- _EXERCISE INPUT_
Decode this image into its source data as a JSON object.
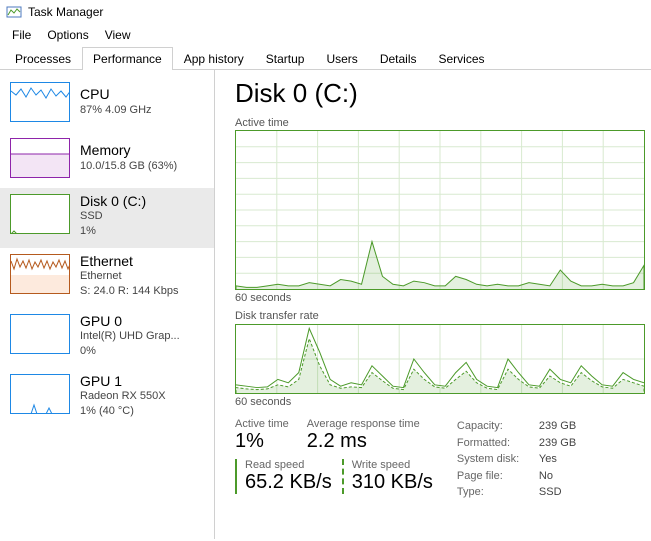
{
  "window": {
    "title": "Task Manager"
  },
  "menu": {
    "file": "File",
    "options": "Options",
    "view": "View"
  },
  "tabs": [
    "Processes",
    "Performance",
    "App history",
    "Startup",
    "Users",
    "Details",
    "Services"
  ],
  "active_tab": 1,
  "sidebar": {
    "items": [
      {
        "title": "CPU",
        "sub": "87% 4.09 GHz",
        "sub2": "",
        "color": "#1e88e5",
        "selected": false
      },
      {
        "title": "Memory",
        "sub": "10.0/15.8 GB (63%)",
        "sub2": "",
        "color": "#8e24aa",
        "selected": false
      },
      {
        "title": "Disk 0 (C:)",
        "sub": "SSD",
        "sub2": "1%",
        "color": "#4c9a2a",
        "selected": true
      },
      {
        "title": "Ethernet",
        "sub": "Ethernet",
        "sub2": "S: 24.0 R: 144 Kbps",
        "color": "#b55a1e",
        "selected": false
      },
      {
        "title": "GPU 0",
        "sub": "Intel(R) UHD Grap...",
        "sub2": "0%",
        "color": "#1e88e5",
        "selected": false
      },
      {
        "title": "GPU 1",
        "sub": "Radeon RX 550X",
        "sub2": "1% (40 °C)",
        "color": "#1e88e5",
        "selected": false
      }
    ]
  },
  "detail": {
    "title": "Disk 0 (C:)",
    "chart1_label": "Active time",
    "chart2_label": "Disk transfer rate",
    "axis_label": "60 seconds",
    "stats": {
      "active_time_label": "Active time",
      "active_time": "1%",
      "avg_resp_label": "Average response time",
      "avg_resp": "2.2 ms",
      "read_label": "Read speed",
      "read": "65.2 KB/s",
      "write_label": "Write speed",
      "write": "310 KB/s"
    },
    "info": [
      {
        "k": "Capacity:",
        "v": "239 GB"
      },
      {
        "k": "Formatted:",
        "v": "239 GB"
      },
      {
        "k": "System disk:",
        "v": "Yes"
      },
      {
        "k": "Page file:",
        "v": "No"
      },
      {
        "k": "Type:",
        "v": "SSD"
      }
    ]
  },
  "chart_data": [
    {
      "type": "area",
      "title": "Active time",
      "ylabel": "%",
      "ylim": [
        0,
        100
      ],
      "xlabel": "seconds ago",
      "xlim": [
        60,
        0
      ],
      "values": [
        2,
        1,
        1,
        2,
        3,
        2,
        2,
        4,
        3,
        2,
        6,
        5,
        3,
        30,
        8,
        3,
        2,
        5,
        4,
        2,
        2,
        8,
        6,
        3,
        2,
        3,
        2,
        2,
        4,
        3,
        2,
        12,
        5,
        2,
        2,
        3,
        2,
        2,
        4,
        15
      ]
    },
    {
      "type": "line",
      "title": "Disk transfer rate",
      "ylabel": "KB/s",
      "ylim": [
        0,
        1000
      ],
      "xlabel": "seconds ago",
      "xlim": [
        60,
        0
      ],
      "series": [
        {
          "name": "Read",
          "values": [
            120,
            100,
            80,
            90,
            200,
            150,
            300,
            950,
            600,
            200,
            100,
            150,
            120,
            400,
            250,
            100,
            80,
            500,
            300,
            120,
            100,
            300,
            450,
            200,
            100,
            80,
            500,
            300,
            120,
            100,
            350,
            200,
            150,
            400,
            250,
            120,
            100,
            300,
            200,
            150
          ]
        },
        {
          "name": "Write",
          "values": [
            80,
            60,
            50,
            60,
            120,
            90,
            200,
            800,
            400,
            120,
            70,
            90,
            80,
            300,
            180,
            70,
            50,
            350,
            200,
            90,
            70,
            200,
            320,
            150,
            70,
            50,
            350,
            200,
            90,
            70,
            250,
            150,
            100,
            300,
            180,
            90,
            70,
            200,
            150,
            100
          ]
        }
      ]
    }
  ]
}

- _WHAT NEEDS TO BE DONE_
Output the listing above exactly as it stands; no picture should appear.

- _RESPONSE AREA_
Decode this image into its source data as a JSON object.
{
  "window": {
    "title": "Task Manager"
  },
  "menu": {
    "file": "File",
    "options": "Options",
    "view": "View"
  },
  "tabs": [
    "Processes",
    "Performance",
    "App history",
    "Startup",
    "Users",
    "Details",
    "Services"
  ],
  "active_tab": 1,
  "sidebar": {
    "items": [
      {
        "title": "CPU",
        "sub": "87% 4.09 GHz",
        "sub2": "",
        "color": "#1e88e5",
        "selected": false
      },
      {
        "title": "Memory",
        "sub": "10.0/15.8 GB (63%)",
        "sub2": "",
        "color": "#8e24aa",
        "selected": false
      },
      {
        "title": "Disk 0 (C:)",
        "sub": "SSD",
        "sub2": "1%",
        "color": "#4c9a2a",
        "selected": true
      },
      {
        "title": "Ethernet",
        "sub": "Ethernet",
        "sub2": "S: 24.0 R: 144 Kbps",
        "color": "#b55a1e",
        "selected": false
      },
      {
        "title": "GPU 0",
        "sub": "Intel(R) UHD Grap...",
        "sub2": "0%",
        "color": "#1e88e5",
        "selected": false
      },
      {
        "title": "GPU 1",
        "sub": "Radeon RX 550X",
        "sub2": "1% (40 °C)",
        "color": "#1e88e5",
        "selected": false
      }
    ]
  },
  "detail": {
    "title": "Disk 0 (C:)",
    "chart1_label": "Active time",
    "chart2_label": "Disk transfer rate",
    "axis_label": "60 seconds",
    "stats": {
      "active_time_label": "Active time",
      "active_time": "1%",
      "avg_resp_label": "Average response time",
      "avg_resp": "2.2 ms",
      "read_label": "Read speed",
      "read": "65.2 KB/s",
      "write_label": "Write speed",
      "write": "310 KB/s"
    },
    "info": [
      {
        "k": "Capacity:",
        "v": "239 GB"
      },
      {
        "k": "Formatted:",
        "v": "239 GB"
      },
      {
        "k": "System disk:",
        "v": "Yes"
      },
      {
        "k": "Page file:",
        "v": "No"
      },
      {
        "k": "Type:",
        "v": "SSD"
      }
    ]
  },
  "chart_data": [
    {
      "type": "area",
      "title": "Active time",
      "ylabel": "%",
      "ylim": [
        0,
        100
      ],
      "xlabel": "seconds ago",
      "xlim": [
        60,
        0
      ],
      "values": [
        2,
        1,
        1,
        2,
        3,
        2,
        2,
        4,
        3,
        2,
        6,
        5,
        3,
        30,
        8,
        3,
        2,
        5,
        4,
        2,
        2,
        8,
        6,
        3,
        2,
        3,
        2,
        2,
        4,
        3,
        2,
        12,
        5,
        2,
        2,
        3,
        2,
        2,
        4,
        15
      ]
    },
    {
      "type": "line",
      "title": "Disk transfer rate",
      "ylabel": "KB/s",
      "ylim": [
        0,
        1000
      ],
      "xlabel": "seconds ago",
      "xlim": [
        60,
        0
      ],
      "series": [
        {
          "name": "Read",
          "values": [
            120,
            100,
            80,
            90,
            200,
            150,
            300,
            950,
            600,
            200,
            100,
            150,
            120,
            400,
            250,
            100,
            80,
            500,
            300,
            120,
            100,
            300,
            450,
            200,
            100,
            80,
            500,
            300,
            120,
            100,
            350,
            200,
            150,
            400,
            250,
            120,
            100,
            300,
            200,
            150
          ]
        },
        {
          "name": "Write",
          "values": [
            80,
            60,
            50,
            60,
            120,
            90,
            200,
            800,
            400,
            120,
            70,
            90,
            80,
            300,
            180,
            70,
            50,
            350,
            200,
            90,
            70,
            200,
            320,
            150,
            70,
            50,
            350,
            200,
            90,
            70,
            250,
            150,
            100,
            300,
            180,
            90,
            70,
            200,
            150,
            100
          ]
        }
      ]
    }
  ]
}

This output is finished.